This peculiarity points to a different concern regarding this grammar, namely its function. It is more than a teaching grammar, but it is also less than a complete reference grammar. However, I do not think that either Schneider or McKinion imagines this book being used by students in the classroom. In fact, according to the forward to the 1973 edition, Schneider writes, “This is a textbook. This does not mean that one can use it for teaching Hebrew continually from §1 to §54 or that it should in general be regarded as the sole object of instruction” (p. xv). This grammar is viewed by its author and translator as more of a tool for the instructor rather than a student textbook. Students will certainly benefit from referencing such a grammar, but it is intended to be accompanied by proactive instruction and guidance.

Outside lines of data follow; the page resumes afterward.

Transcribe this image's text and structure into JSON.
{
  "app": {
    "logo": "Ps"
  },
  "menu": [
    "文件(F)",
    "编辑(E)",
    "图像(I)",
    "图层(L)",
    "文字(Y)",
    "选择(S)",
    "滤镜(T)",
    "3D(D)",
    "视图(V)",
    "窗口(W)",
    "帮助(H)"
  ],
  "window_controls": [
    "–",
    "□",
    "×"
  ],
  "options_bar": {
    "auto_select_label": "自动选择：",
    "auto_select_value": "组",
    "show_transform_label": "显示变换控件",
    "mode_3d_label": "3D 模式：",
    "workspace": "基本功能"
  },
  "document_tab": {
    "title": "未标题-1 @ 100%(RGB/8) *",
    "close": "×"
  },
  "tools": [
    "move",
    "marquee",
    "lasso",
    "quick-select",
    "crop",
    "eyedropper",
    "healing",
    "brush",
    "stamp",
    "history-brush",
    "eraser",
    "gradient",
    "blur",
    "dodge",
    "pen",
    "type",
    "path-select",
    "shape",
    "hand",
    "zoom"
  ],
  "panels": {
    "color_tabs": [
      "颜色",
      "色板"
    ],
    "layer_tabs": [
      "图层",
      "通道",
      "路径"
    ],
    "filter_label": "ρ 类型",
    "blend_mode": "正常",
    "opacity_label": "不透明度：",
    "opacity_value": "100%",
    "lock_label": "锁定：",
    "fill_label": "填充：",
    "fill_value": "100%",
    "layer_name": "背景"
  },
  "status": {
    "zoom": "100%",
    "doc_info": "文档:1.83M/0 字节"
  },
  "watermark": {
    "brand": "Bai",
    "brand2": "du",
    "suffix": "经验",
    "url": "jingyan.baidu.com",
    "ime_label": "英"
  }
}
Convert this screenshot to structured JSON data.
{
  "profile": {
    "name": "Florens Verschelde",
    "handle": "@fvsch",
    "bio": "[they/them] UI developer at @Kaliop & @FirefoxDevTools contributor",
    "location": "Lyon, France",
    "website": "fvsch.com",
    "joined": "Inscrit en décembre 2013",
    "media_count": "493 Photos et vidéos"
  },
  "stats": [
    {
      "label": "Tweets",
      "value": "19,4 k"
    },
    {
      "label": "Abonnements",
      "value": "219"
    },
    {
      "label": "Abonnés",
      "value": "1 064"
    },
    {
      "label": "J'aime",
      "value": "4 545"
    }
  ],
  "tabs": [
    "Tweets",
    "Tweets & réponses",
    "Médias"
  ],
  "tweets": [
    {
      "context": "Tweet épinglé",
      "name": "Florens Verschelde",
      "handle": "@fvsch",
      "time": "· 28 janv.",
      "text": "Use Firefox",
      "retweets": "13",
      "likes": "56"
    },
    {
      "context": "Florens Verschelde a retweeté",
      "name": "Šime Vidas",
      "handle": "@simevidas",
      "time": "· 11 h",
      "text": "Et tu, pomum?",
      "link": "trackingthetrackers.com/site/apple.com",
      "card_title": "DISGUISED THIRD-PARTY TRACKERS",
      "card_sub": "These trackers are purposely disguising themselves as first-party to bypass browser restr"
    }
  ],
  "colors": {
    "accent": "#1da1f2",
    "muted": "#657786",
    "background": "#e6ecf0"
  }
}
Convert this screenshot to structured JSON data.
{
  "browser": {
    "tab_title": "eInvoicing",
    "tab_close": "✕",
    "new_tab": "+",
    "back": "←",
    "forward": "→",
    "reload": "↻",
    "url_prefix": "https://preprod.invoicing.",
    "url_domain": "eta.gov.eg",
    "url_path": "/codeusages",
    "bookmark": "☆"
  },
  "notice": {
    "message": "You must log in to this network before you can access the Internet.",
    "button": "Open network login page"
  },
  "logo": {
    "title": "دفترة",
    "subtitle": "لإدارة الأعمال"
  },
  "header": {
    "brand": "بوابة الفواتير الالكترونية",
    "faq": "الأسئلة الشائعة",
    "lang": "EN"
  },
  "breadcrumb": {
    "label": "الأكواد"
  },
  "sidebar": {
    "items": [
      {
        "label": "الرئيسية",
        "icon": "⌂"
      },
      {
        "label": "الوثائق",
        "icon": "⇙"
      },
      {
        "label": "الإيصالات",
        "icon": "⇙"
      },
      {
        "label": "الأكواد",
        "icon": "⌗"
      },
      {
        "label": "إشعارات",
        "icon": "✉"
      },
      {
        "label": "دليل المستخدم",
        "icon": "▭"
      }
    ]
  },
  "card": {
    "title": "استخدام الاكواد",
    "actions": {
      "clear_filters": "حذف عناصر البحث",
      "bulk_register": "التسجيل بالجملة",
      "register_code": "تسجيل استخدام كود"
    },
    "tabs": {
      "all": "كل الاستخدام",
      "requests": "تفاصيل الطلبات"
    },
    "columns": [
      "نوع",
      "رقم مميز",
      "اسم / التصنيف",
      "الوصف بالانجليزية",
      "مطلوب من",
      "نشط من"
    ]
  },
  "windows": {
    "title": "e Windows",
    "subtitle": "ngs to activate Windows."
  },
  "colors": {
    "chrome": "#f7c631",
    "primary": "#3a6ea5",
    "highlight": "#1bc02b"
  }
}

As a result of such characteristics, this volume is best suited for teachers and moderate to advanced students of Hebrew. It will serve well as a reference grammar of Hebrew syntax at the broader level of clauses and texts. It will also serve well in advanced Hebrew classrooms as long as it is accompanied with clear instruction. Moreover, I can see the materials of this grammar acting as fruitful subjects of discussion in PhD-level seminars and Hebrew reading groups. Additionally, Schneider’s insights are worthy of an audience in the English-speaking world and I look forward to seeing them make their way into more discussion on Hebrew syntax and grammar.
— Stephen D. Campbell, Durham University